* _AIM OF THE TASK_
Using the listing below, please gather every line containing the word "data".

* _INPUT MATERIAL_
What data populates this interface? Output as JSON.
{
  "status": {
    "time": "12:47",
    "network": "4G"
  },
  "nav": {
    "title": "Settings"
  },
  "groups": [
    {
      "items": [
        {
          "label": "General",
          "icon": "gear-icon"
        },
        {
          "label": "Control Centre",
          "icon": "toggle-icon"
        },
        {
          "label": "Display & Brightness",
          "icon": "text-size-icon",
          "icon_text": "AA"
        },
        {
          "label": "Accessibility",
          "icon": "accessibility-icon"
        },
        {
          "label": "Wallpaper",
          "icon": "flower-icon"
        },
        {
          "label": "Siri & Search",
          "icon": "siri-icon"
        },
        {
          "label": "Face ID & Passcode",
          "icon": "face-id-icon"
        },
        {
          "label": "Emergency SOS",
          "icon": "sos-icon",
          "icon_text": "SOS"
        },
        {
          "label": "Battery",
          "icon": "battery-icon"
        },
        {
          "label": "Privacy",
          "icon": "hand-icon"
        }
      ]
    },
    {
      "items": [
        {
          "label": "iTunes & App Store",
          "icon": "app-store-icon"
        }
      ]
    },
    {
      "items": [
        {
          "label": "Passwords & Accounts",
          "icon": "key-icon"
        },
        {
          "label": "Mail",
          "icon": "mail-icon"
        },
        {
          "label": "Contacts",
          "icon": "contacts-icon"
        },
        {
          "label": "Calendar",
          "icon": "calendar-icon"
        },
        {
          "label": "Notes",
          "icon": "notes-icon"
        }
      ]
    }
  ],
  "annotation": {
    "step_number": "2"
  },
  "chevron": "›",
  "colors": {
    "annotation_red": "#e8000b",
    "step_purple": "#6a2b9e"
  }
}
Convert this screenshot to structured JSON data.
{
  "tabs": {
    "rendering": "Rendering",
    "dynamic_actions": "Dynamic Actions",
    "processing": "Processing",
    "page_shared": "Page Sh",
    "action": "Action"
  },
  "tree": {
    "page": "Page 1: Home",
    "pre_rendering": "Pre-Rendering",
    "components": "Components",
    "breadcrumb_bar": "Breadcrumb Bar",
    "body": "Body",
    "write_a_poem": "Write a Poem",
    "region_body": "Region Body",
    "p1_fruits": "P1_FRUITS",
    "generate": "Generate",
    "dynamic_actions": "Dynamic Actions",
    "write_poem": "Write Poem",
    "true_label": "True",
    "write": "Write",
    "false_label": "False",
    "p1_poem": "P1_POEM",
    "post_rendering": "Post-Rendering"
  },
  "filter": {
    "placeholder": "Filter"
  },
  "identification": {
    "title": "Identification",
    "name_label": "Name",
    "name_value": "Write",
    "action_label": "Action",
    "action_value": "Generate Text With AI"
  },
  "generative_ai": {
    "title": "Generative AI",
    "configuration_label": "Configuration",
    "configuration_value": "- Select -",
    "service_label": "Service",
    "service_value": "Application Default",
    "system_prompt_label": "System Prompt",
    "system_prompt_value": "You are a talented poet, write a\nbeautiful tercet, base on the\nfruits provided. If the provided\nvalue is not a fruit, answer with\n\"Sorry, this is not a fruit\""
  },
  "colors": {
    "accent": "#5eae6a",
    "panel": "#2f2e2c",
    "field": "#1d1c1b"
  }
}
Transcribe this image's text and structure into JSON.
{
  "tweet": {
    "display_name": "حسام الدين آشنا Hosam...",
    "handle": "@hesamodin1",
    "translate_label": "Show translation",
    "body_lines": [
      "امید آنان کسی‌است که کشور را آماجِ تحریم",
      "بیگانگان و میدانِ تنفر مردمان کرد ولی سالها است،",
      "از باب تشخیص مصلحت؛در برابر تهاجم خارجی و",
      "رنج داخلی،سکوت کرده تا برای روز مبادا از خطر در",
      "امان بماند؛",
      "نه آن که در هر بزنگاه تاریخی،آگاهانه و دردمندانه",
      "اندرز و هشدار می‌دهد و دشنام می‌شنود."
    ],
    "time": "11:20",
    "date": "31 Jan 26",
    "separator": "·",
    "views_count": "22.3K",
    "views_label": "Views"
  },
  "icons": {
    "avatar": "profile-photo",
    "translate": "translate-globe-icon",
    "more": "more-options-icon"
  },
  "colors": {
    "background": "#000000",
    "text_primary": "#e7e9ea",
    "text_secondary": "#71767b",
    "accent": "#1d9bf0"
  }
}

* _YOUR SOLUTION_
What data populates this interface? Output as JSON.
Convert this screenshot to structured JSON data.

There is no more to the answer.